• What you have to do:
In the listing below, report how many lines include the string "label", giving only that number.

== == ==

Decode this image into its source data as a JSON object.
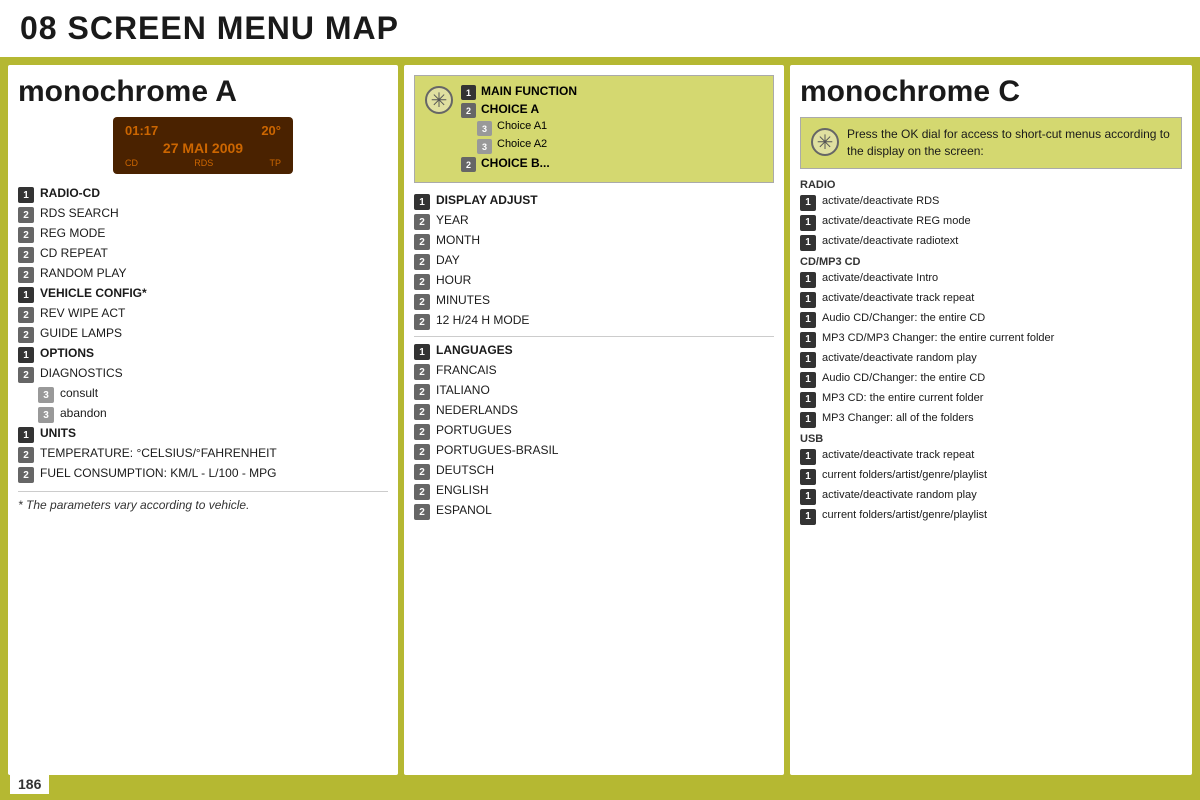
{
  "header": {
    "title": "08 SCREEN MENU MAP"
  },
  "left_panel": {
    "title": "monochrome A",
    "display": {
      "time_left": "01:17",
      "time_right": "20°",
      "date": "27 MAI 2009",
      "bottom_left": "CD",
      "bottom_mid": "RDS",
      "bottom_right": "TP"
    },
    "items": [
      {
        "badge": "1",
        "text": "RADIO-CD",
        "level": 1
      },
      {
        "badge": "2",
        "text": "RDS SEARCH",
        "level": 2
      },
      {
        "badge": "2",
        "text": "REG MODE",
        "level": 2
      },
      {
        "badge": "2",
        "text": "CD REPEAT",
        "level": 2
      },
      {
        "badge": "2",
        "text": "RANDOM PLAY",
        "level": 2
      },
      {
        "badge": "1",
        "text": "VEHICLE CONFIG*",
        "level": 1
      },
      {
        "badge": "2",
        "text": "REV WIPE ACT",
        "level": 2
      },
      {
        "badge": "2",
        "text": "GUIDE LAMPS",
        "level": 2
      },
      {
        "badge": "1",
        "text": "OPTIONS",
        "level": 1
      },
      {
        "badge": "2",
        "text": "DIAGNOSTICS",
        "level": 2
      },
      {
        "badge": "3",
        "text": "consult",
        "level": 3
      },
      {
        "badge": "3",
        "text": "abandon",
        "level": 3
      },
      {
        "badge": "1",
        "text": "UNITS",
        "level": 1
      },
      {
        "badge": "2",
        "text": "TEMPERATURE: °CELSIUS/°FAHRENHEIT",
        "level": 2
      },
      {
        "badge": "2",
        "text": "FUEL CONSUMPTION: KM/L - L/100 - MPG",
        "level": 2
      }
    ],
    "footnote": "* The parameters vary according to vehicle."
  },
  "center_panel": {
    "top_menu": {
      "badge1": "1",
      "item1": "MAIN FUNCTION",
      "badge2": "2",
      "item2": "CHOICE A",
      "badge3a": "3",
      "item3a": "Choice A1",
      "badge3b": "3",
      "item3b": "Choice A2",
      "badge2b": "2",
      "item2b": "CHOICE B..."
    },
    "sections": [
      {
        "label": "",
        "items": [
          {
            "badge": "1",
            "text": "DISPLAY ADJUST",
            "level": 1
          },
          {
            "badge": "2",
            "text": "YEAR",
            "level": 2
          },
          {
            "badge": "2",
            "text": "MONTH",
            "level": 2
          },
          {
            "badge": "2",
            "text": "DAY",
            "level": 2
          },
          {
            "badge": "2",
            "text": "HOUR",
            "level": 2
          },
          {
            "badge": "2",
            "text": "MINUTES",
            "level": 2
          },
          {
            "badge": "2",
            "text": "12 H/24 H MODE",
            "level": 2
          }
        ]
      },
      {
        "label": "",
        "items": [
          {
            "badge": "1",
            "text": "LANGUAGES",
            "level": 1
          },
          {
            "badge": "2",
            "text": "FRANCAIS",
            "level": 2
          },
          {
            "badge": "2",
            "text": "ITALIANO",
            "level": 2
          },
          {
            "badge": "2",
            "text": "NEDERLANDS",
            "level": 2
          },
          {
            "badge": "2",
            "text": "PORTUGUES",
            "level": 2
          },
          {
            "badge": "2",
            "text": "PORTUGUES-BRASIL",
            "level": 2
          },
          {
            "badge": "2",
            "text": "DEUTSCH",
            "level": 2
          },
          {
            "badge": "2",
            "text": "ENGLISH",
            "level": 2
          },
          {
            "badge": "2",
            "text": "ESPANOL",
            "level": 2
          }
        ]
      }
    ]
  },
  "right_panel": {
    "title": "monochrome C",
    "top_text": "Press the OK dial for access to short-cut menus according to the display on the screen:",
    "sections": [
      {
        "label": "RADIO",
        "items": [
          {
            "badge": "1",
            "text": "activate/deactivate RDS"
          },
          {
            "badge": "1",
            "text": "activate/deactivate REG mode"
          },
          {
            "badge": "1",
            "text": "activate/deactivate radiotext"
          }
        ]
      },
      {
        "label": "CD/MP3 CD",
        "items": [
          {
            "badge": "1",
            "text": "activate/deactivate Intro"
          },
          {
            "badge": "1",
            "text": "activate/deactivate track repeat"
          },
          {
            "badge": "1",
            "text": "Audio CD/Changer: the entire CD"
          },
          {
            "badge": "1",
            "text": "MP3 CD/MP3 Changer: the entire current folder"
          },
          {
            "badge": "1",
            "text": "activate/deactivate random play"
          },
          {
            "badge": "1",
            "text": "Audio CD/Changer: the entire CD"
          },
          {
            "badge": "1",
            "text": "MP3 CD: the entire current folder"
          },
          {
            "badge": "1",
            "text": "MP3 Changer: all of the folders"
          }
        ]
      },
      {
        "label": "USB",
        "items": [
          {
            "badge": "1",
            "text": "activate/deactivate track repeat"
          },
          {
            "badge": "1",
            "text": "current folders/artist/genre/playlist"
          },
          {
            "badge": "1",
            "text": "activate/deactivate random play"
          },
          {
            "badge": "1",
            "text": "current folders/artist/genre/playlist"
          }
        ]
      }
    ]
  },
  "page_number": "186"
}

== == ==

• Response:
5